Going for the Correct Orientation

+ See all authors and affiliations

Science  12 May 2006:
Vol. 312, Issue 5775, pp. 817
DOI: 10.1126/science.312.5775.817c

Development of the Drosophila sensory organ depends on the polarization and subsequent asymmetric division of sensory organ precursor cells (SOPs), which give rise to the cell types that make up the mature structure. Although SOPs can become polarized and divide asymmetrically in the absence of external signals, achieving the correct orientation depends on extracellular signals transduced through the Frizzled (Fz) receptor. Fz is known to signal through heterotrimeric GTP-binding proteins containing Go-type α subunits, and Katanaev and Tomlinson demonstrate that cells containing mutant Go or overexpressing wild-type Go show defects in both orientation and asymmetric division as well as in the localization of Numb, a protein whose polarized distribution in SOPs is key to cell fate determination. The phenotypic effects of overexpressing wild-type Go depended on the expression of Fz and were enhanced by Fz overexpression. Go thus appears to be involved both in the establishment of asymmetry and in specifying orientation, and the authors propose that it may act to integrate the two. — EMA

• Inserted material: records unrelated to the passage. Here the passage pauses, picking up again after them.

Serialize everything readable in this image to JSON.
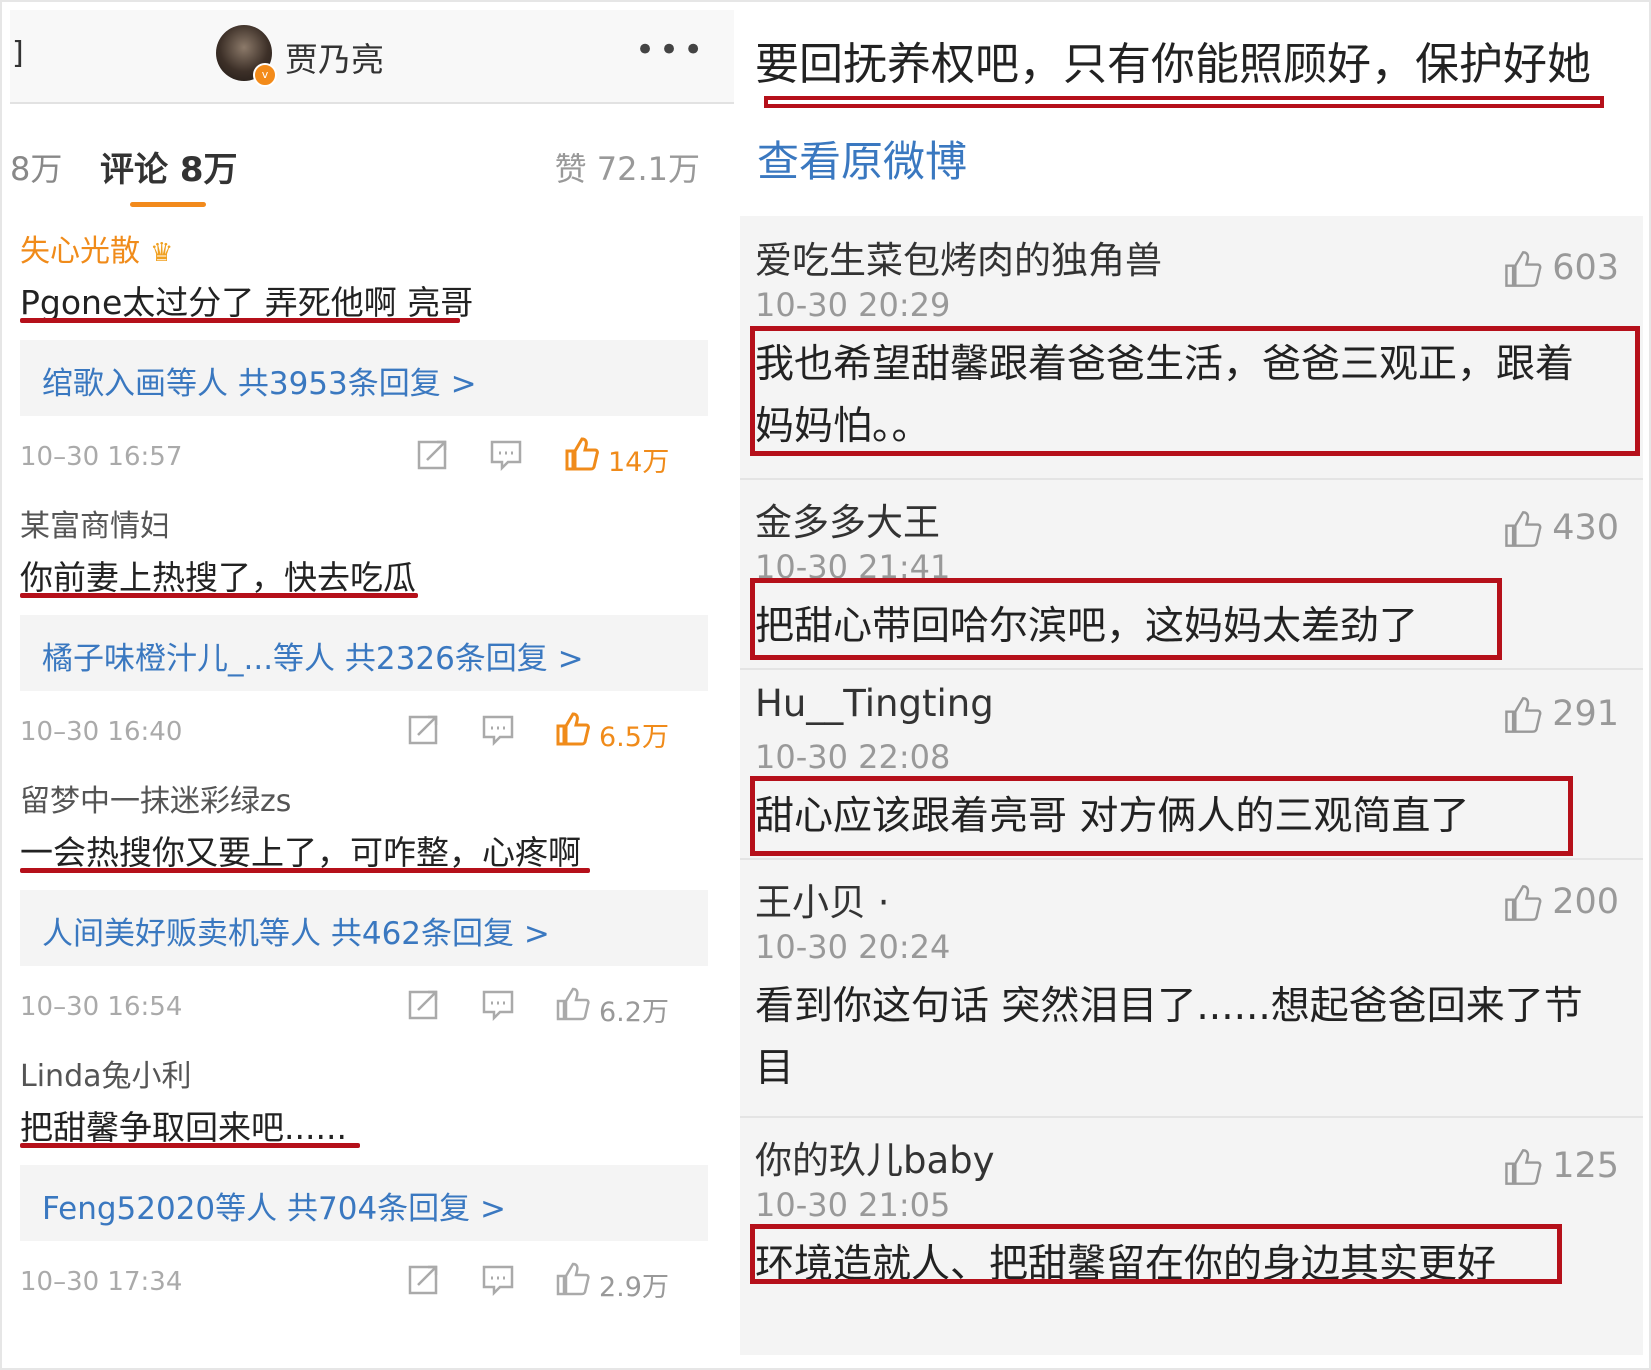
{
  "left": {
    "header": {
      "back_glyph": "]",
      "profile_name": "贾乃亮",
      "more_icon": "more-dots-icon"
    },
    "tabs": {
      "reposts": "8万",
      "comments": "评论 8万",
      "likes": "赞 72.1万"
    },
    "comments": [
      {
        "user": "失心光散",
        "text": "Pgone太过分了 弄死他啊 亮哥",
        "reply_summary": "绾歌入画等人  共3953条回复 >",
        "time": "10–30 16:57",
        "likes": "14万"
      },
      {
        "user": "某富商情妇",
        "text": "你前妻上热搜了，快去吃瓜",
        "reply_summary": "橘子味橙汁儿_...等人  共2326条回复 >",
        "time": "10–30 16:40",
        "likes": "6.5万"
      },
      {
        "user": "留梦中一抹迷彩绿zs",
        "text": "一会热搜你又要上了，可咋整，心疼啊",
        "reply_summary": "人间美好贩卖机等人  共462条回复 >",
        "time": "10–30 16:54",
        "likes": "6.2万"
      },
      {
        "user": "Linda兔小利",
        "text": "把甜馨争取回来吧......",
        "reply_summary": "Feng52020等人  共704条回复 >",
        "time": "10–30 17:34",
        "likes": "2.9万"
      }
    ],
    "colors": {
      "accent_orange": "#f08b1a",
      "link_blue": "#3a78c0",
      "highlight_red": "#b5101a"
    }
  },
  "right": {
    "original_post": "要回抚养权吧，只有你能照顾好，保护好她",
    "view_original": "查看原微博",
    "comments": [
      {
        "user": "爱吃生菜包烤肉的独角兽",
        "time": "10-30 20:29",
        "likes": "603",
        "text": "我也希望甜馨跟着爸爸生活，爸爸三观正，跟着妈妈怕。。"
      },
      {
        "user": "金多多大王",
        "time": "10-30 21:41",
        "likes": "430",
        "text": "把甜心带回哈尔滨吧，这妈妈太差劲了"
      },
      {
        "user": "Hu__Tingting",
        "time": "10-30 22:08",
        "likes": "291",
        "text": "甜心应该跟着亮哥 对方俩人的三观简直了"
      },
      {
        "user": "王小贝 ·",
        "time": "10-30 20:24",
        "likes": "200",
        "text": "看到你这句话 突然泪目了......想起爸爸回来了节目"
      },
      {
        "user": "你的玖儿baby",
        "time": "10-30 21:05",
        "likes": "125",
        "text": "环境造就人、把甜馨留在你的身边其实更好"
      }
    ]
  }
}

Proc. Natl. Acad. Sci. U.S.A. 103, 6524 (2006).

Related Content

Navigate This Article